Fortunately for the Swiss, it sounds like the government pays attention.
In the case of the drug dealers, the police stepped up officer presence in the city center until 10 p.m. each night, and the drug dealers dissipated. The 2019 women’s march has already prompted discussion on how to more quickly institute action around paternity leave and equal opportunities for women. As to the environment, let’s all hope the Swiss government has discussions underway on how to address the severe problems faced on that front as well. Clearly, their constituents feel strongly about climate-related issues.
What Makes a Protest Swiss?
Based on my observations, the Swiss protest peaceably. Other than orderly chants and some music, the noise levels stayed low. I saw limited, if any, resulting graffiti and litter. I saw zero mayhem (which I’ll define as violence, vandalism, rioting, verbal abuse, looting, or shooting).
I asked Nicola if she felt that Swiss protests and marches had any different characteristics than marches elsewhere in the world. Not having studied protest marches specifically, she could only conjecture with me. She agreed that the protests in Switzerland might have a more mellow tone, and she hypothesized that this may stem from the trust the Swiss have that their government will listen and will work to assuage their grievances, once heard.
“We still feel that we’re empowered to make change,” she said. “People feel part of the process and they feel that they are heard. We can have a discussion. We can get consensus. We are champion consensus seekers.”
Trust in the Government Sounds Nice
For such a large country, the United States doesn’t have many protests. Compared to what I’ve seen across Europe, we either suffer from massive apathy, massive despair, or a combination of the two.
Maybe we don’t believe we can effect change. Maybe we think nothing all that bad could ever happen. (How often have I heard in response to my own outrage, “That would never happen here.” Also: “Don’t get so worked up. It will never get that bad.”)

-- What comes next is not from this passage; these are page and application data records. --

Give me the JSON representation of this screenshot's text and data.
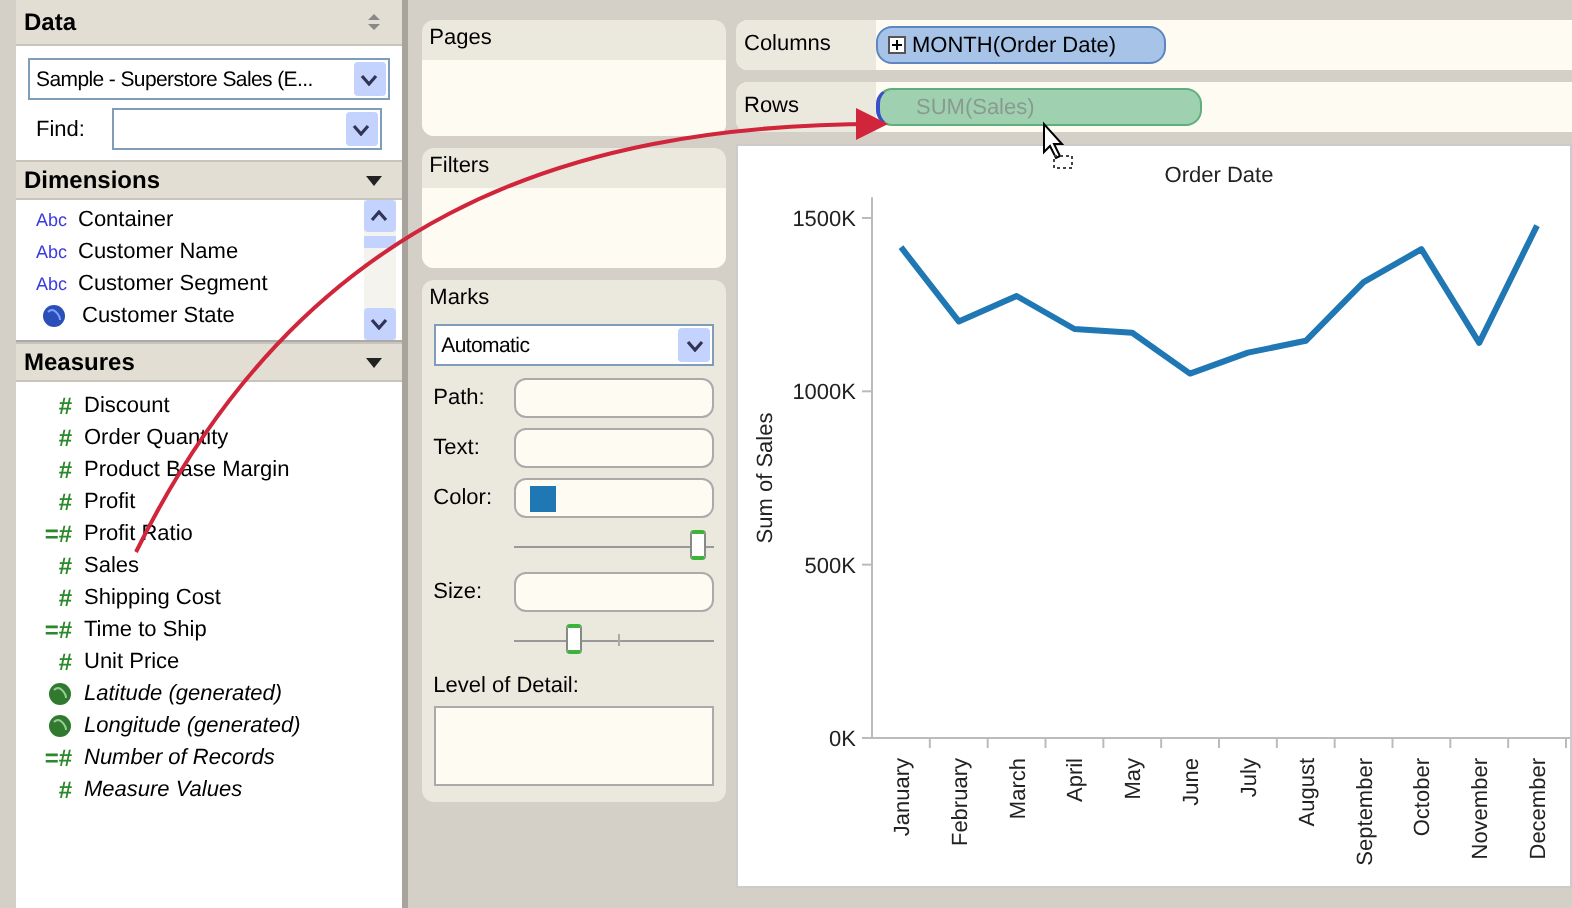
{
  "data_pane": {
    "title": "Data",
    "source": "Sample - Superstore Sales (E...",
    "find_label": "Find:"
  },
  "dimensions": {
    "title": "Dimensions",
    "items": [
      {
        "kind": "string",
        "type_icon": "Abc",
        "label": "Container"
      },
      {
        "kind": "string",
        "type_icon": "Abc",
        "label": "Customer Name"
      },
      {
        "kind": "string",
        "type_icon": "Abc",
        "label": "Customer Segment"
      },
      {
        "kind": "geo",
        "label": "Customer State"
      }
    ]
  },
  "measures": {
    "title": "Measures",
    "items": [
      {
        "kind": "measure",
        "type_icon": "#",
        "label": "Discount",
        "italic": false
      },
      {
        "kind": "measure",
        "type_icon": "#",
        "label": "Order Quantity",
        "italic": false
      },
      {
        "kind": "measure",
        "type_icon": "#",
        "label": "Product Base Margin",
        "italic": false
      },
      {
        "kind": "measure",
        "type_icon": "#",
        "label": "Profit",
        "italic": false
      },
      {
        "kind": "calculated",
        "type_icon": "=#",
        "label": "Profit Ratio",
        "italic": false
      },
      {
        "kind": "measure",
        "type_icon": "#",
        "label": "Sales",
        "italic": false
      },
      {
        "kind": "measure",
        "type_icon": "#",
        "label": "Shipping Cost",
        "italic": false
      },
      {
        "kind": "calculated",
        "type_icon": "=#",
        "label": "Time to Ship",
        "italic": false
      },
      {
        "kind": "measure",
        "type_icon": "#",
        "label": "Unit Price",
        "italic": false
      },
      {
        "kind": "geo",
        "label": "Latitude (generated)",
        "italic": true
      },
      {
        "kind": "geo",
        "label": "Longitude (generated)",
        "italic": true
      },
      {
        "kind": "calculated",
        "type_icon": "=#",
        "label": "Number of Records",
        "italic": true
      },
      {
        "kind": "measure",
        "type_icon": "#",
        "label": "Measure Values",
        "italic": true
      }
    ]
  },
  "pages": {
    "title": "Pages"
  },
  "filters": {
    "title": "Filters"
  },
  "marks": {
    "title": "Marks",
    "type": "Automatic",
    "path_label": "Path:",
    "text_label": "Text:",
    "color_label": "Color:",
    "color": "#1f77b4",
    "color_slider": {
      "level": 1.0
    },
    "size_label": "Size:",
    "size_slider": {
      "level": 0.3
    },
    "detail_label": "Level of Detail:"
  },
  "columns_shelf": {
    "label": "Columns",
    "pill": {
      "text": "MONTH(Order Date)",
      "kind": "dimension",
      "ghost": false
    }
  },
  "rows_shelf": {
    "label": "Rows",
    "pill": {
      "text": "SUM(Sales)",
      "kind": "measure",
      "ghost": true
    }
  },
  "chart": {
    "chart_data": {
      "type": "line",
      "title": "Order Date",
      "ylabel": "Sum of Sales",
      "categories": [
        "January",
        "February",
        "March",
        "April",
        "May",
        "June",
        "July",
        "August",
        "September",
        "October",
        "November",
        "December"
      ],
      "series": [
        {
          "color": "#1f77b4",
          "values": [
            1416,
            1202,
            1275,
            1180,
            1169,
            1051,
            1112,
            1146,
            1315,
            1410,
            1140,
            1478
          ]
        }
      ],
      "ylim": [
        0,
        1560
      ],
      "yticks": [
        {
          "value": 0,
          "label": "0K"
        },
        {
          "value": 500,
          "label": "500K"
        },
        {
          "value": 1000,
          "label": "1000K"
        },
        {
          "value": 1500,
          "label": "1500K"
        }
      ]
    }
  }
}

Maybe we never learned how to protest peaceably as a society, such that almost every demonstration seems to turn into mayhem. Mayhem limits the number of people who want to protest to people who don’t mind—or even like—mayhem. And mayhem limits the protests’ credibility in public and governmental eyes.

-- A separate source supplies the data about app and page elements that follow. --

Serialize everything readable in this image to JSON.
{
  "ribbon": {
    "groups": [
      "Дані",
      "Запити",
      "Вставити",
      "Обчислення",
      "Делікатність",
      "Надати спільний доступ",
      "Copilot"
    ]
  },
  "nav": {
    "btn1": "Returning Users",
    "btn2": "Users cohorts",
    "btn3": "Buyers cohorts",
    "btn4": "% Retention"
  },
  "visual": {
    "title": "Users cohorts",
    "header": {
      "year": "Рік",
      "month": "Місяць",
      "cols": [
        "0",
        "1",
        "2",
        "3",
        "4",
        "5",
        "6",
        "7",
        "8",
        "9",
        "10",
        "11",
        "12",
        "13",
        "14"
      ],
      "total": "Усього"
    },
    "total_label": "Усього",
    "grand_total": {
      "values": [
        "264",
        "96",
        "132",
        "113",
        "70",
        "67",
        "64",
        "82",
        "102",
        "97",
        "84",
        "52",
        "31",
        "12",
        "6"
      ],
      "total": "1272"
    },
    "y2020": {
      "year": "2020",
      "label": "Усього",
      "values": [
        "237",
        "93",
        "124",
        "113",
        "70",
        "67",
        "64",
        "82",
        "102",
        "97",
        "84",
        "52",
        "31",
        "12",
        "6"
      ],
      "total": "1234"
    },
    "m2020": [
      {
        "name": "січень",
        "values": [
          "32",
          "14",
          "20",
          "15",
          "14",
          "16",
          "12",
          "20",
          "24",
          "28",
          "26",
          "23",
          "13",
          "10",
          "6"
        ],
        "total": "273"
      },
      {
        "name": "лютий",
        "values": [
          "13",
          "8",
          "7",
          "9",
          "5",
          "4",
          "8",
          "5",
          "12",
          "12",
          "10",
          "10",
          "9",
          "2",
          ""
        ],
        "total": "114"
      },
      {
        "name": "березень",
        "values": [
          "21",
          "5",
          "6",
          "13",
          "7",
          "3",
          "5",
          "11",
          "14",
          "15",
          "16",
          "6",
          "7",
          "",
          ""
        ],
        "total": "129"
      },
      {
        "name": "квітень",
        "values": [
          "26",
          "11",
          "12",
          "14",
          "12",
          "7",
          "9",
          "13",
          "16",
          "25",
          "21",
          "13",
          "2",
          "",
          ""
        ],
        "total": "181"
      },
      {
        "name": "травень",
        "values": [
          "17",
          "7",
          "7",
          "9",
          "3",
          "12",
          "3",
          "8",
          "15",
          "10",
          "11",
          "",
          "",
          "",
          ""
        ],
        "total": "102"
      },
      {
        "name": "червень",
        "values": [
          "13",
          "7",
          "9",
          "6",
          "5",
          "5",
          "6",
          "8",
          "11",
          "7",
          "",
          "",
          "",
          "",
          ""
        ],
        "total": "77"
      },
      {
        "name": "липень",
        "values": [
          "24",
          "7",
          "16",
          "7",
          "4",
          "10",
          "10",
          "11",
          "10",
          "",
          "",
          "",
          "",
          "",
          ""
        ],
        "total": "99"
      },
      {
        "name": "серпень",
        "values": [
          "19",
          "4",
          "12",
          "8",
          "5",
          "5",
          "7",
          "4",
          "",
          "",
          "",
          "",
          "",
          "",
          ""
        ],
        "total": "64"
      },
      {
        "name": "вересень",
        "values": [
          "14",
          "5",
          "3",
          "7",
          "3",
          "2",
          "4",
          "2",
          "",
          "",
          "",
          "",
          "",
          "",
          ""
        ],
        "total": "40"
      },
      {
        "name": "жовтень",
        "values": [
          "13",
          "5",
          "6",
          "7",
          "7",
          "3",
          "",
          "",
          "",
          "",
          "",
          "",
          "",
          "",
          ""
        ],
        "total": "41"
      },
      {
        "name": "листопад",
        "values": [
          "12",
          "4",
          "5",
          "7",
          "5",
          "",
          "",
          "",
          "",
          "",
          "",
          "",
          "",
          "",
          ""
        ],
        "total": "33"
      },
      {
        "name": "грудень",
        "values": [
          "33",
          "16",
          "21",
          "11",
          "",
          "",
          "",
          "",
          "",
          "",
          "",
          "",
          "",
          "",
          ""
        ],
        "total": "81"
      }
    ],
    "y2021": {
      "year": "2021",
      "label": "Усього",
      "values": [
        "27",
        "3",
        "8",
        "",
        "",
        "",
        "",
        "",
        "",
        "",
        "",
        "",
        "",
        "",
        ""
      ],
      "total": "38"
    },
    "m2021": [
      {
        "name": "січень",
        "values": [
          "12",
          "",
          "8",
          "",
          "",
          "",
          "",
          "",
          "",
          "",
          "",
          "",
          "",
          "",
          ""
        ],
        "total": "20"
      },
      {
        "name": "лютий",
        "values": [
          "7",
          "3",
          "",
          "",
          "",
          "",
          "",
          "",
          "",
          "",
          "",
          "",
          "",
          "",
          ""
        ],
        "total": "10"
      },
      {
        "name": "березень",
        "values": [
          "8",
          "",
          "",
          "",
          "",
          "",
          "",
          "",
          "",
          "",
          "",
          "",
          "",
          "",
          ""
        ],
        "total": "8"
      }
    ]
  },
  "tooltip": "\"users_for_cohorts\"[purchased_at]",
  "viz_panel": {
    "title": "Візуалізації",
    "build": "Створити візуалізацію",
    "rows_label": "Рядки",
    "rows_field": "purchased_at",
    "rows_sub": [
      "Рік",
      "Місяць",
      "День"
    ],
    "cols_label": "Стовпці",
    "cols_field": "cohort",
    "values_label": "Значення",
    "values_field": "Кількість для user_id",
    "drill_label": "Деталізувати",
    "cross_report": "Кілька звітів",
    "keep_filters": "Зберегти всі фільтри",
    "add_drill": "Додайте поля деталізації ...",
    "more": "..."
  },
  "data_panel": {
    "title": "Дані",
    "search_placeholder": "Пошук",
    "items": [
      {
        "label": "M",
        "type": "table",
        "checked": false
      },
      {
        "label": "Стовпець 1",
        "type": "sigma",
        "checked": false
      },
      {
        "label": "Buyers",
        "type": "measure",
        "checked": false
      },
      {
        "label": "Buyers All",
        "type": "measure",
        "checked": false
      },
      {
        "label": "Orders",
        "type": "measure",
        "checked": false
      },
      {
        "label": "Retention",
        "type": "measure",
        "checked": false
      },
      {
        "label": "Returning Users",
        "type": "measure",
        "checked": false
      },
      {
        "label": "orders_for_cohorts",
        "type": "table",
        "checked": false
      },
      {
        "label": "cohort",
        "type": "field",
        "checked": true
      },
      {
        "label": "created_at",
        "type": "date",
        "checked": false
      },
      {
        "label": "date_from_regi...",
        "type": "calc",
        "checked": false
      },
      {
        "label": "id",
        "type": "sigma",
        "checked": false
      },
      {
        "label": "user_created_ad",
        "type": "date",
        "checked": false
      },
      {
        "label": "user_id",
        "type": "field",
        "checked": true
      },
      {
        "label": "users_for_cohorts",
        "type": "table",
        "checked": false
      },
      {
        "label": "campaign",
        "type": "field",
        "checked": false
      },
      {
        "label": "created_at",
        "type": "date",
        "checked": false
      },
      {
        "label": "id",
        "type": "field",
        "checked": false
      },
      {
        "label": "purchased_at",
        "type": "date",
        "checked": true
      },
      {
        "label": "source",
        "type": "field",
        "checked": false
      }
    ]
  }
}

Of course, Switzerland and the United States differ significantly in size, and the U.S. government has a lot of geography between most of its citizens and its seat. Also, we don’t have a direct democracy, as they do here. These factors all play roles in people feeling like marching will get attention from and will effect change by the people in power.
When these factors get exacerbated by a growing distrust in government, as we’ve seen in the United States in recent years, marches start to feel ever less constructive, ever less a good use of time and energy. Per the Pew Research Center, we’ve hit historic lows in our trust of our government: “Only 17 percent of Americans today say they can trust the government in Washington to do what is right ‘just about always’ (3 percent) or ‘most of the time’ (14 percent).”
Whether we’ll finally slough off our complacency, apathy, or despair or whether we’ll rely on them all to weather the storm to whatever comes out on the other end, only time will tell.
Have You Seen Swiss Protests?
Someone out there must have studied the Swiss in protest over the years—even unofficially. And someone here longer than me might have insights I haven’t had time or experience to develop.
Do the Swiss truly see marching as an official channel—not as a fuss or a conflict? Are three large protests in a nine-month period on par for the Swiss—or do we see a new trend in the making? What makes a protest in Switzerland uniquely Swiss? Are Swiss protests more effective than protests in other countries—and if so, why? What can other countries learn from Swiss protests and marches?
If you have insights, share them.